If there is a Gospel story that exemplified the life of Blessed Charles de Foucauld, it would be Matthew 21:28-31, the parable of the man with two sons. “A man had two sons. He came to the first and said, ‘Son, go out and work in the vineyard today.’ He said in reply, ‘I will not,’ but afterwards he changed his mind and went. …”

Born into an aristocratic family in France in 1858, Charles and his sister were raised by their grandfather following the death of their parents. Although he grew up in a devout Catholic household and attended Jesuit schools, Charles abandoned his faith as a teenager, instead joining the army after the death of his grandfather in 1878. He subsequently traveled to Algeria with his regiment in 1880.

His time with the military, however, was inconsistent at best. He was discharged for misconduct in 1881 – he had taken up with a mistress and refused to give her up – but re-enlisted after their relationship ended. He then fought for eight months during a revolt in South Oran, Algeria, where he became fascinated with Arabian culture. Denied permission for a leave of absence to study it further, he resigned his commission and spent the next 15 months in the company of a rabbi, with whom he studied both Arabic and Hebrew. Inspired by the faith of both the Jews and the Muslims with whom he lived, he returned to his Catholic faith in 1886.

Now back in Paris, Charles lived a simple life, turning his time in Algeria and Morocco into a book, “Reconnaissance au Maroc” (“Recognition in Morocco”), which was published in 1888 to a generally positive reception. In 1890, he joined the Trappists at their monastery in Ardeche, France, and was later transferred to one in Syria. By 1896, however, it became apparent that his heart – and his vocation – lay elsewhere, and he was released from his vows.

For a while he worked as a gardener and sacristan for the Poor Clares in Nazareth and Jerusalem but returned to France in 1901, where he was ordained a priest. Still drawn to Algeria and Morocco, Charles went back soon after his ordination with plans to found a monastic community which offered hospitality to Christians, Muslims, Jews or those with no religion at all.  Although he lived a good and peaceful life there, he attracted no companions.

In 1904, at the suggestion of an old army friend, he went to live among the Tuareg, who are a nomadic and predominantly Muslim people living in North Africa. He was welcomed by them and learned enough of their language to translate the Gospels into Tuareg, compile a Tuareg/French dictionary and compose two volumes of poetry in Tuareg.

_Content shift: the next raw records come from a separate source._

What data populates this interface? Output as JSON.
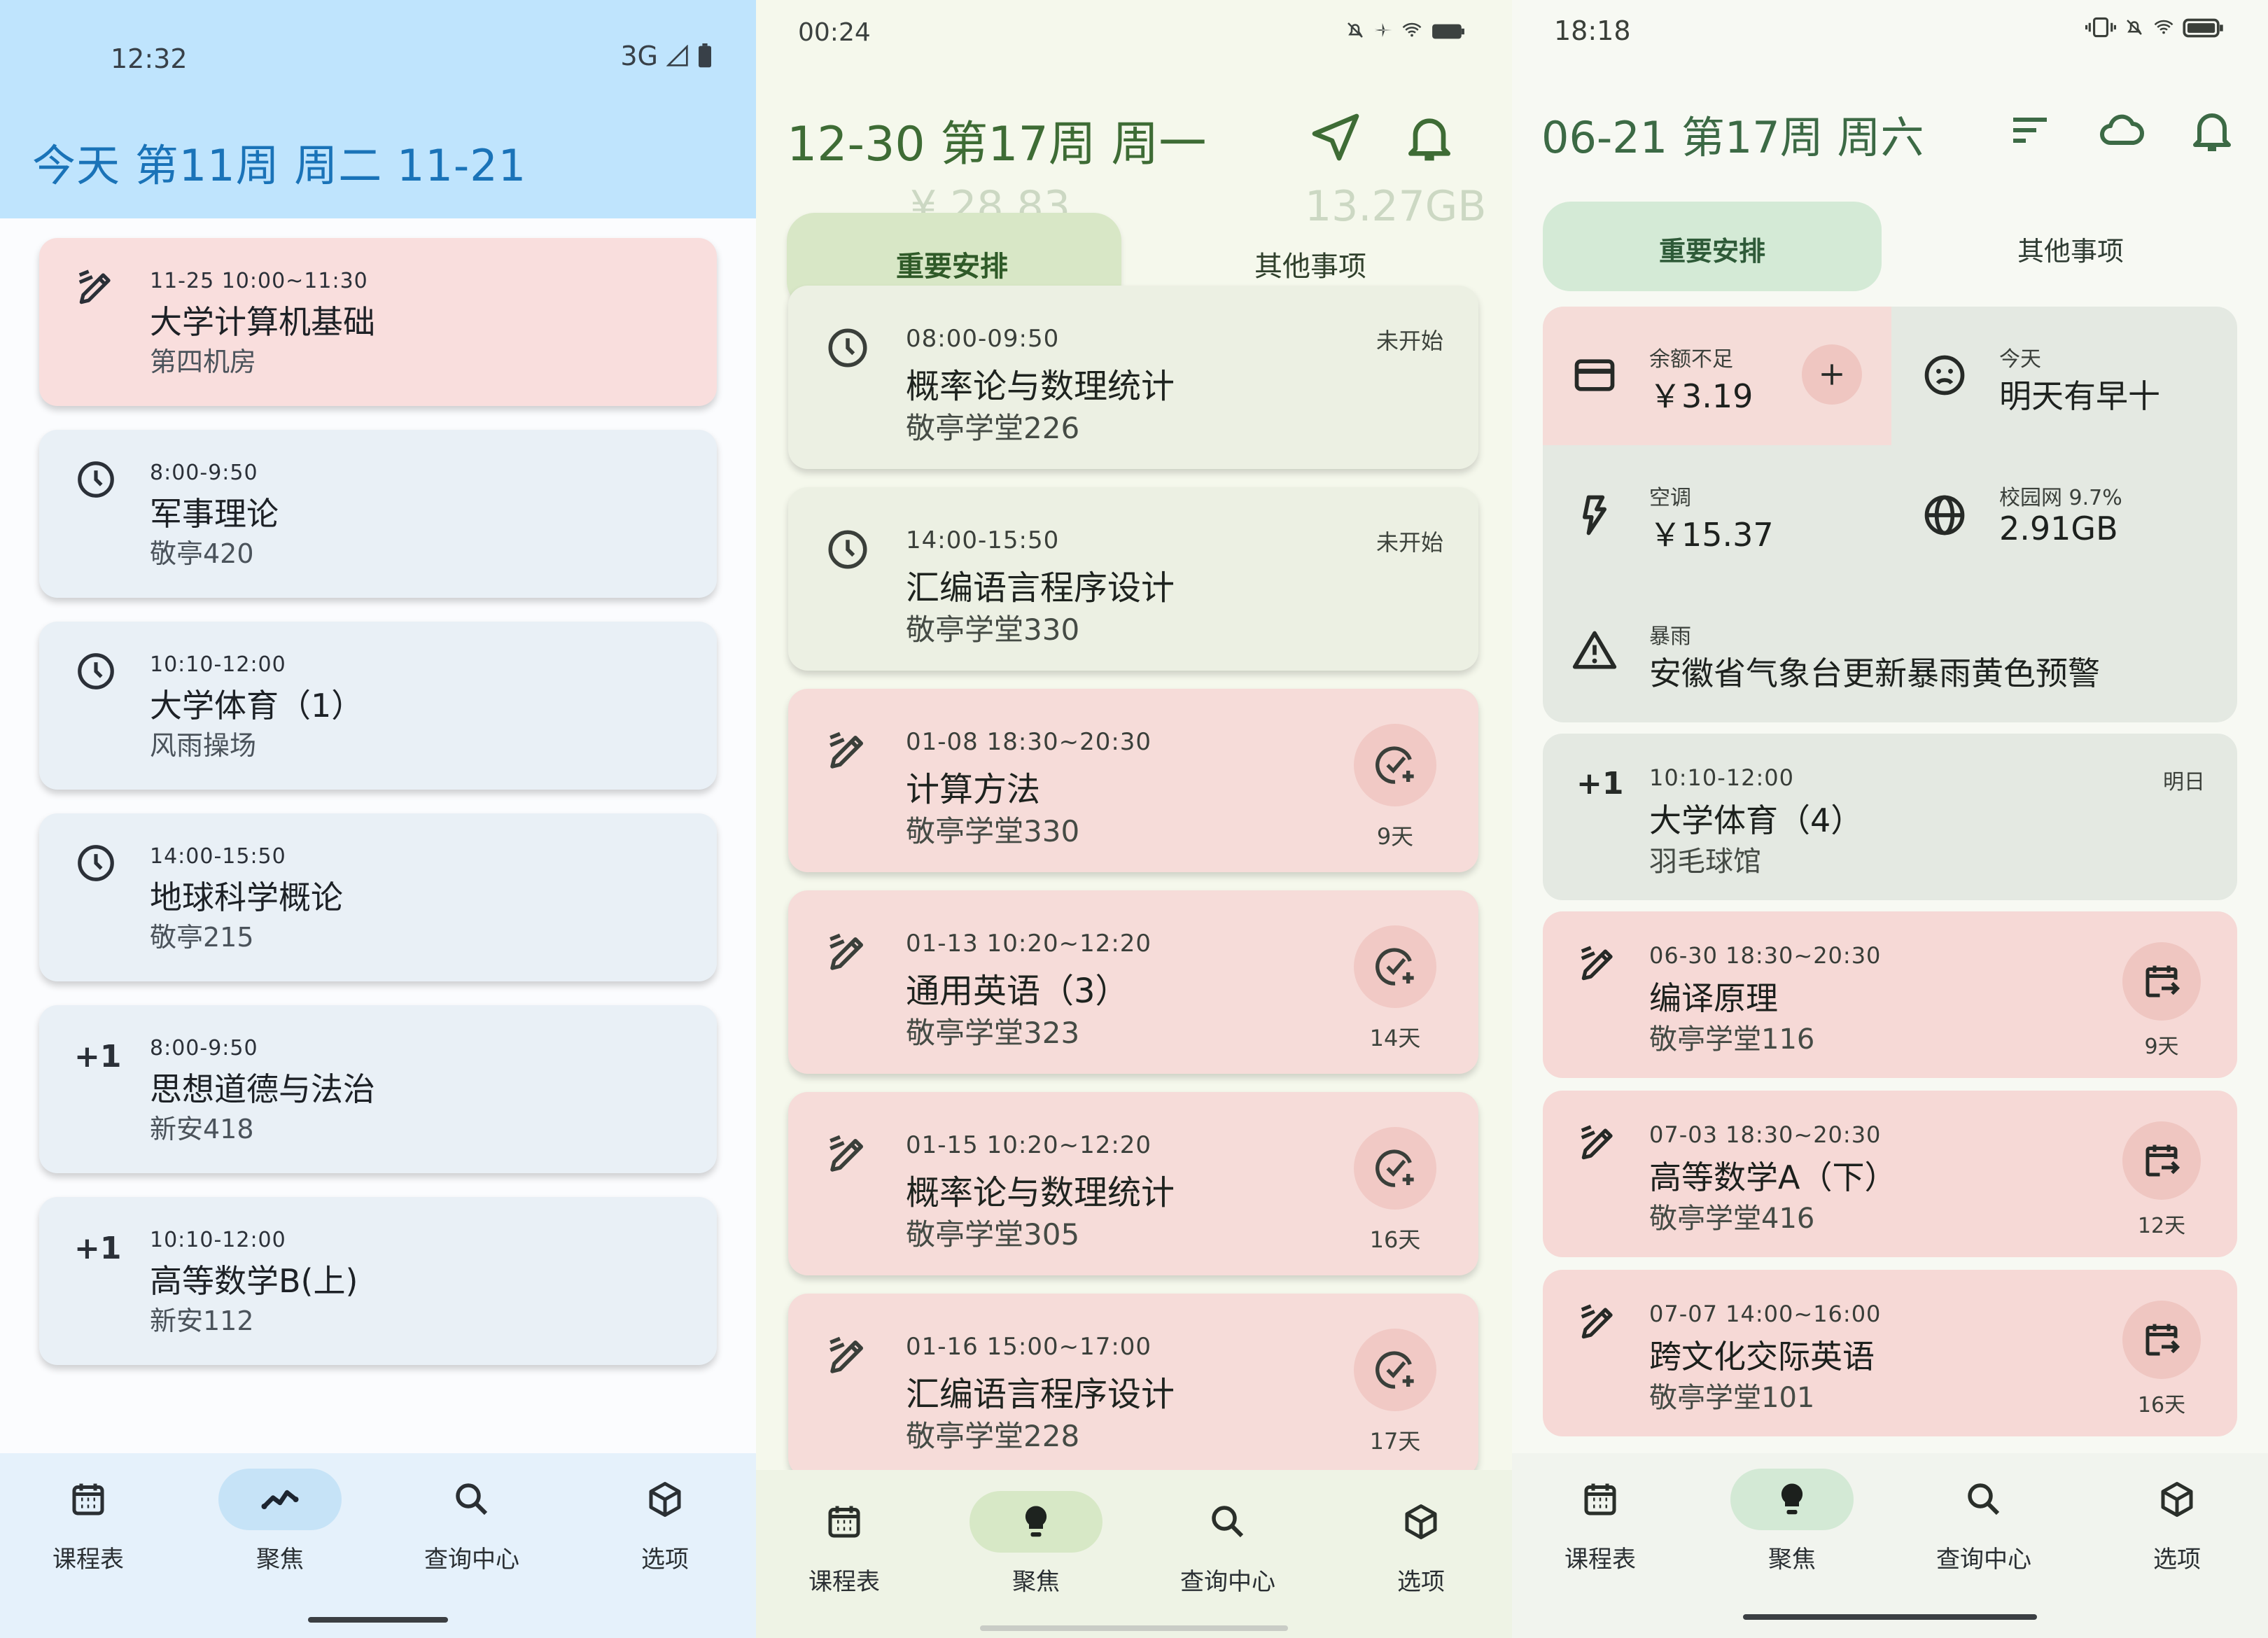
{
  "panel1": {
    "status_time": "12:32",
    "status_network": "3G",
    "title": "今天  第11周  周二  11-21",
    "cards": [
      {
        "type": "exam",
        "time": "11-25 10:00~11:30",
        "name": "大学计算机基础",
        "room": "第四机房"
      },
      {
        "type": "clock",
        "time": "8:00-9:50",
        "name": "军事理论",
        "room": "敬亭420"
      },
      {
        "type": "clock",
        "time": "10:10-12:00",
        "name": "大学体育（1）",
        "room": "风雨操场"
      },
      {
        "type": "clock",
        "time": "14:00-15:50",
        "name": "地球科学概论",
        "room": "敬亭215"
      },
      {
        "type": "plus",
        "plus": "+1",
        "time": "8:00-9:50",
        "name": "思想道德与法治",
        "room": "新安418"
      },
      {
        "type": "plus",
        "plus": "+1",
        "time": "10:10-12:00",
        "name": "高等数学B(上)",
        "room": "新安112"
      }
    ],
    "nav": [
      {
        "label": "课程表",
        "icon": "calendar-icon"
      },
      {
        "label": "聚焦",
        "icon": "trend-icon",
        "active": true
      },
      {
        "label": "查询中心",
        "icon": "search-icon"
      },
      {
        "label": "选项",
        "icon": "cube-icon"
      }
    ]
  },
  "panel2": {
    "status_time": "00:24",
    "title": "12-30 第17周 周一",
    "tab_important": "重要安排",
    "tab_other": "其他事项",
    "ghost": {
      "a": "¥ 28.83",
      "b": "13.27GB"
    },
    "cards": [
      {
        "type": "clock",
        "time": "08:00-09:50",
        "name": "概率论与数理统计",
        "room": "敬亭学堂226",
        "status": "未开始"
      },
      {
        "type": "clock",
        "time": "14:00-15:50",
        "name": "汇编语言程序设计",
        "room": "敬亭学堂330",
        "status": "未开始"
      },
      {
        "type": "exam",
        "time": "01-08 18:30~20:30",
        "name": "计算方法",
        "room": "敬亭学堂330",
        "days": "9天"
      },
      {
        "type": "exam",
        "time": "01-13 10:20~12:20",
        "name": "通用英语（3）",
        "room": "敬亭学堂323",
        "days": "14天"
      },
      {
        "type": "exam",
        "time": "01-15 10:20~12:20",
        "name": "概率论与数理统计",
        "room": "敬亭学堂305",
        "days": "16天"
      },
      {
        "type": "exam",
        "time": "01-16 15:00~17:00",
        "name": "汇编语言程序设计",
        "room": "敬亭学堂228",
        "days": "17天"
      }
    ],
    "nav": [
      {
        "label": "课程表",
        "icon": "calendar-icon"
      },
      {
        "label": "聚焦",
        "icon": "bulb-icon",
        "active": true
      },
      {
        "label": "查询中心",
        "icon": "search-icon"
      },
      {
        "label": "选项",
        "icon": "cube-icon"
      }
    ]
  },
  "panel3": {
    "status_time": "18:18",
    "title": "06-21 第17周 周六",
    "tab_important": "重要安排",
    "tab_other": "其他事项",
    "widgets": {
      "balance_label": "余额不足",
      "balance_value": "￥3.19",
      "today_label": "今天",
      "today_value": "明天有早十",
      "ac_label": "空调",
      "ac_value": "￥15.37",
      "net_label": "校园网 9.7%",
      "net_value": "2.91GB",
      "alert_label": "暴雨",
      "alert_value": "安徽省气象台更新暴雨黄色预警"
    },
    "cards": [
      {
        "type": "plus",
        "plus": "+1",
        "time": "10:10-12:00",
        "name": "大学体育（4）",
        "room": "羽毛球馆",
        "status": "明日"
      },
      {
        "type": "exam",
        "time": "06-30 18:30~20:30",
        "name": "编译原理",
        "room": "敬亭学堂116",
        "days": "9天"
      },
      {
        "type": "exam",
        "time": "07-03 18:30~20:30",
        "name": "高等数学A（下）",
        "room": "敬亭学堂416",
        "days": "12天"
      },
      {
        "type": "exam",
        "time": "07-07 14:00~16:00",
        "name": "跨文化交际英语",
        "room": "敬亭学堂101",
        "days": "16天"
      }
    ],
    "nav": [
      {
        "label": "课程表",
        "icon": "calendar-icon"
      },
      {
        "label": "聚焦",
        "icon": "bulb-icon",
        "active": true
      },
      {
        "label": "查询中心",
        "icon": "search-icon"
      },
      {
        "label": "选项",
        "icon": "cube-icon"
      }
    ]
  },
  "colors": {
    "blue_header": "#bfe4fd",
    "exam_red": "#f9dedd",
    "green_tab": "#d8e7c6"
  }
}
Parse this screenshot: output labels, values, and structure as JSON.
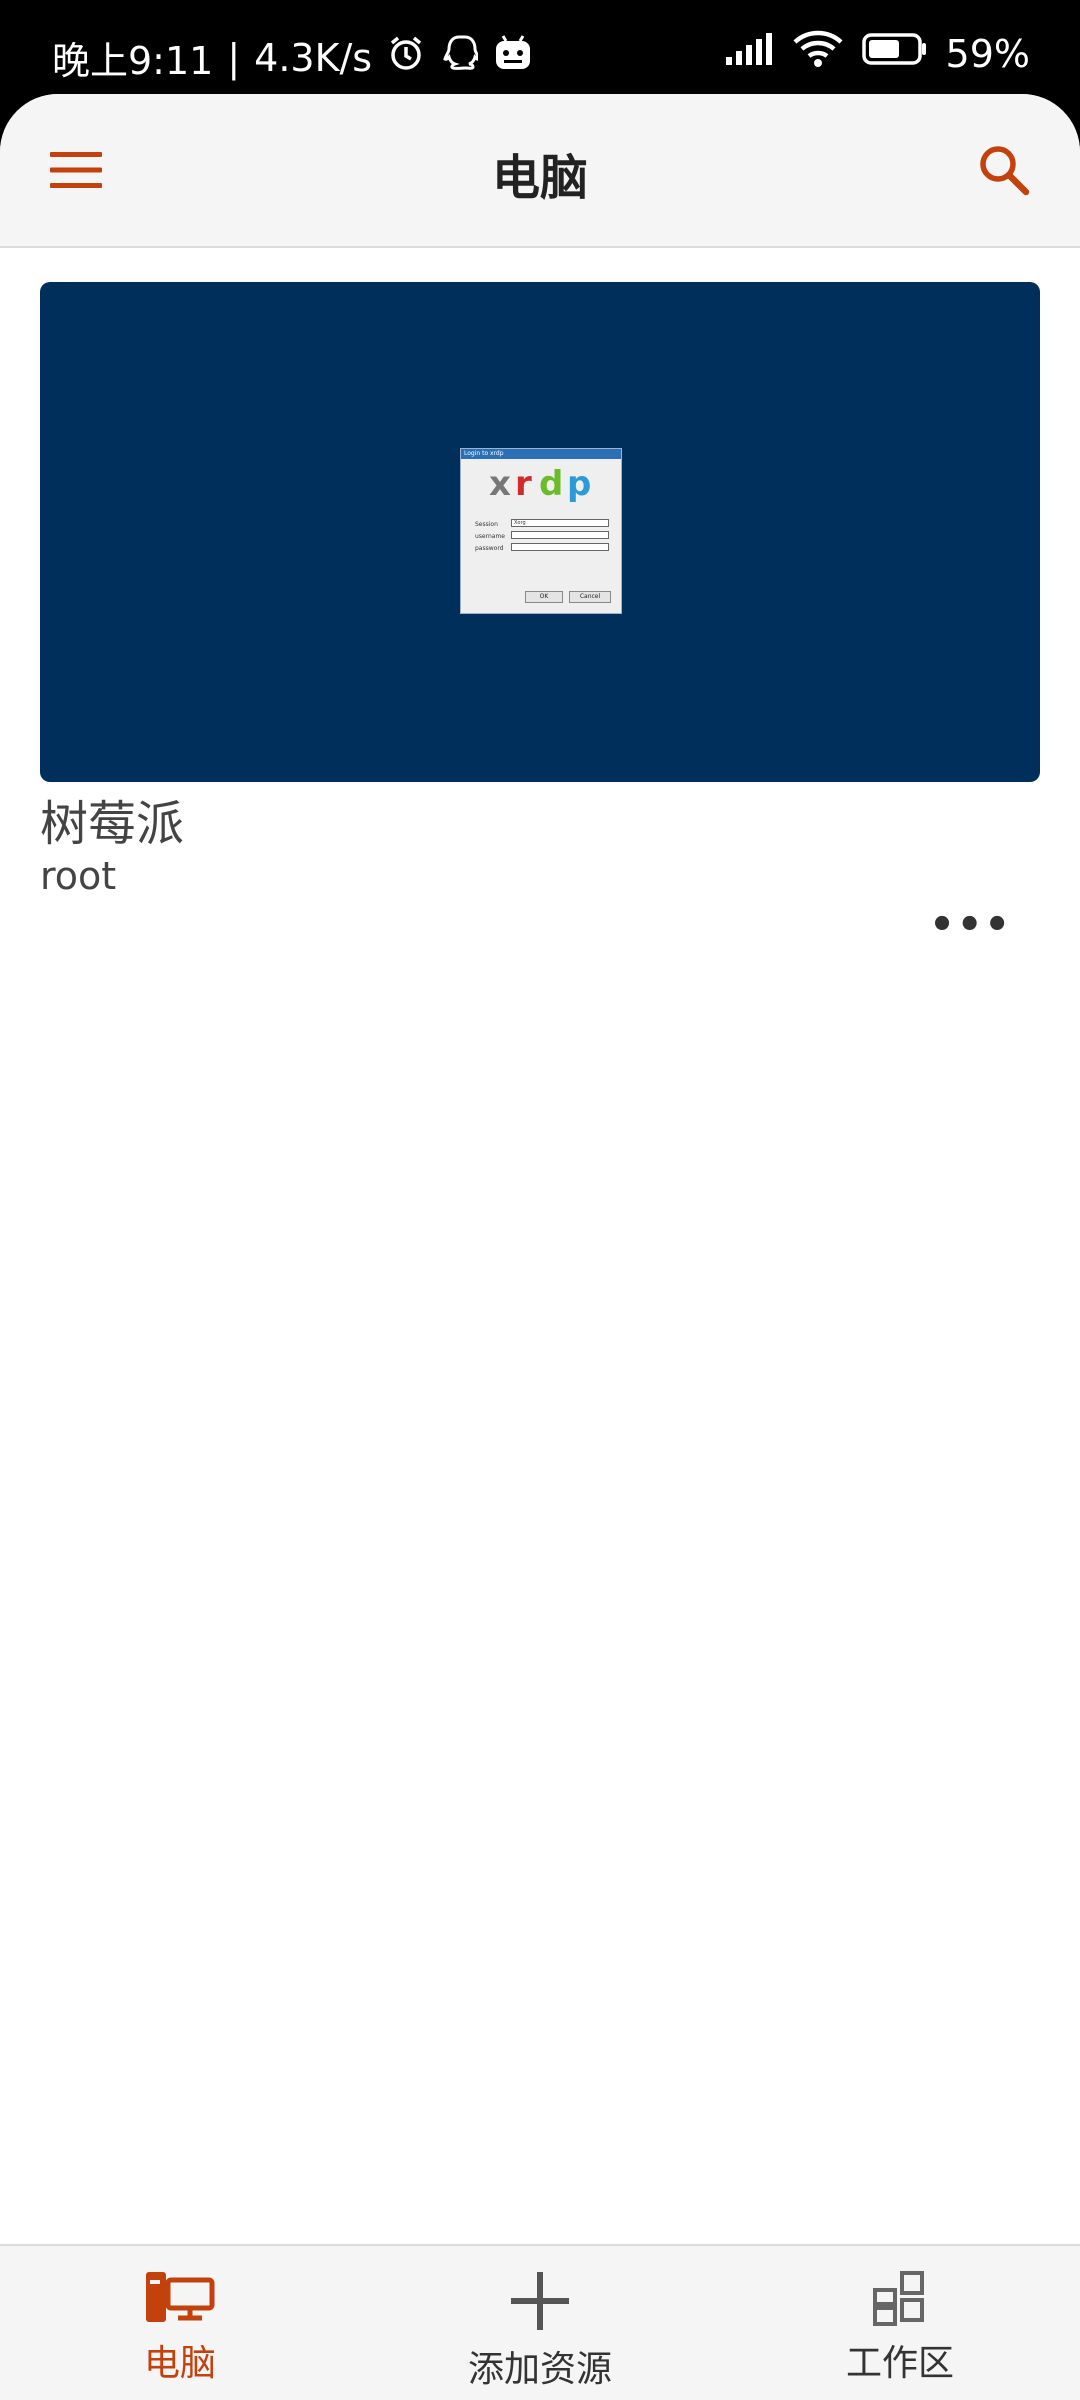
{
  "status_bar": {
    "time": "晚上9:11",
    "network_speed": "4.3K/s",
    "battery": "59%"
  },
  "header": {
    "title": "电脑"
  },
  "computer_card": {
    "name": "树莓派",
    "user": "root",
    "more": "•••",
    "preview": {
      "dialog_title": "Login to xrdp",
      "logo_x": "x",
      "logo_r": "r",
      "logo_d": "d",
      "logo_p": "p",
      "session_label": "Session",
      "session_value": "Xorg",
      "username_label": "username",
      "password_label": "password",
      "ok_label": "OK",
      "cancel_label": "Cancel"
    }
  },
  "bottom_nav": {
    "items": [
      {
        "label": "电脑",
        "icon": "computer-icon",
        "active": true
      },
      {
        "label": "添加资源",
        "icon": "plus-icon",
        "active": false
      },
      {
        "label": "工作区",
        "icon": "grid-icon",
        "active": false
      }
    ]
  },
  "colors": {
    "accent": "#c2410c",
    "thumbnail_bg": "#002f5b"
  }
}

Charles was killed in 1916 when the outbreak of World War I led to attacks against the French in Algeria; he and two soldiers were caught between French forces and Arab insurrectionists. Beatified in 2005, his feast day is Dec. 1.

Sources for this article include:


“Blessed Charles de Foucauld.” CatholicSaints.Info. 6 February 2019.